> What you have to do:
A single number is the whole answer: the tally of lines in the data below that include the word "Random".
>>
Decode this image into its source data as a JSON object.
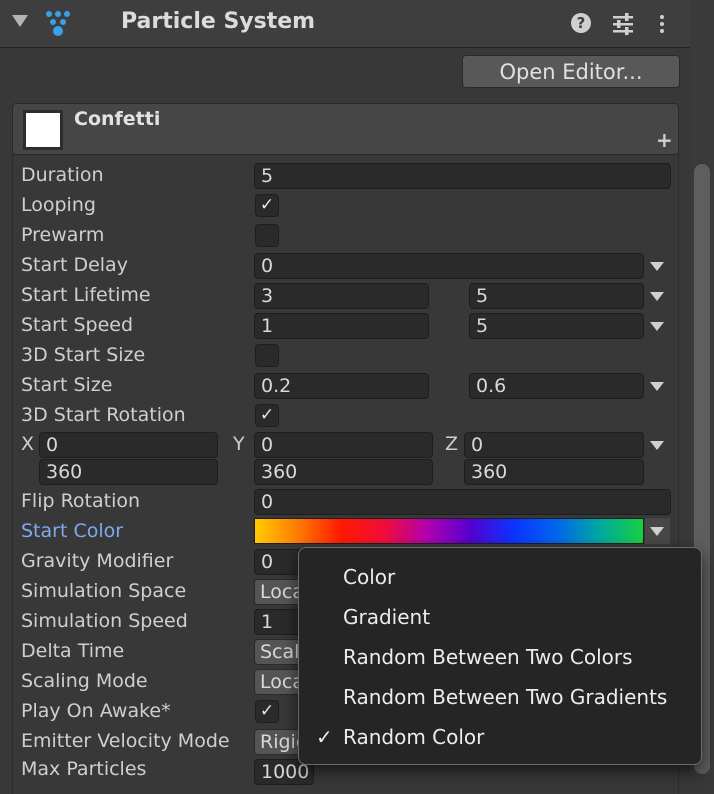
{
  "header": {
    "title": "Particle System",
    "help_glyph": "?",
    "icons": [
      "chevron-down-icon",
      "particle-system-icon",
      "help-icon",
      "presets-icon",
      "more-options-icon"
    ]
  },
  "open_editor_label": "Open Editor...",
  "module": {
    "name": "Confetti",
    "add_glyph": "+"
  },
  "properties": {
    "duration": {
      "label": "Duration",
      "value": "5"
    },
    "looping": {
      "label": "Looping",
      "checked": true
    },
    "prewarm": {
      "label": "Prewarm",
      "checked": false
    },
    "start_delay": {
      "label": "Start Delay",
      "value": "0"
    },
    "start_lifetime": {
      "label": "Start Lifetime",
      "min": "3",
      "max": "5"
    },
    "start_speed": {
      "label": "Start Speed",
      "min": "1",
      "max": "5"
    },
    "start_size_3d": {
      "label": "3D Start Size",
      "checked": false
    },
    "start_size": {
      "label": "Start Size",
      "min": "0.2",
      "max": "0.6"
    },
    "start_rotation_3d": {
      "label": "3D Start Rotation",
      "checked": true
    },
    "rotation": {
      "x_label": "X",
      "y_label": "Y",
      "z_label": "Z",
      "x_min": "0",
      "y_min": "0",
      "z_min": "0",
      "x_max": "360",
      "y_max": "360",
      "z_max": "360"
    },
    "flip_rotation": {
      "label": "Flip Rotation",
      "value": "0"
    },
    "start_color": {
      "label": "Start Color",
      "gradient": [
        "#ffcc00",
        "#ff7a00",
        "#ff1a00",
        "#f00d3a",
        "#b000b0",
        "#5500d0",
        "#0d33ff",
        "#0066ee",
        "#00a8a0",
        "#18d040"
      ]
    },
    "gravity_modifier": {
      "label": "Gravity Modifier",
      "value": "0"
    },
    "simulation_space": {
      "label": "Simulation Space",
      "value": "Loca"
    },
    "simulation_speed": {
      "label": "Simulation Speed",
      "value": "1"
    },
    "delta_time": {
      "label": "Delta Time",
      "value": "Scal"
    },
    "scaling_mode": {
      "label": "Scaling Mode",
      "value": "Loca"
    },
    "play_on_awake": {
      "label": "Play On Awake*",
      "checked": true
    },
    "emitter_velocity_mode": {
      "label": "Emitter Velocity Mode",
      "value": "Rigic"
    },
    "max_particles": {
      "label": "Max Particles",
      "value": "1000"
    }
  },
  "check_glyph": "✓",
  "color_mode_menu": {
    "items": [
      "Color",
      "Gradient",
      "Random Between Two Colors",
      "Random Between Two Gradients",
      "Random Color"
    ],
    "selected": "Random Color",
    "selected_glyph": "✓"
  }
}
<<
> Solved problem:
4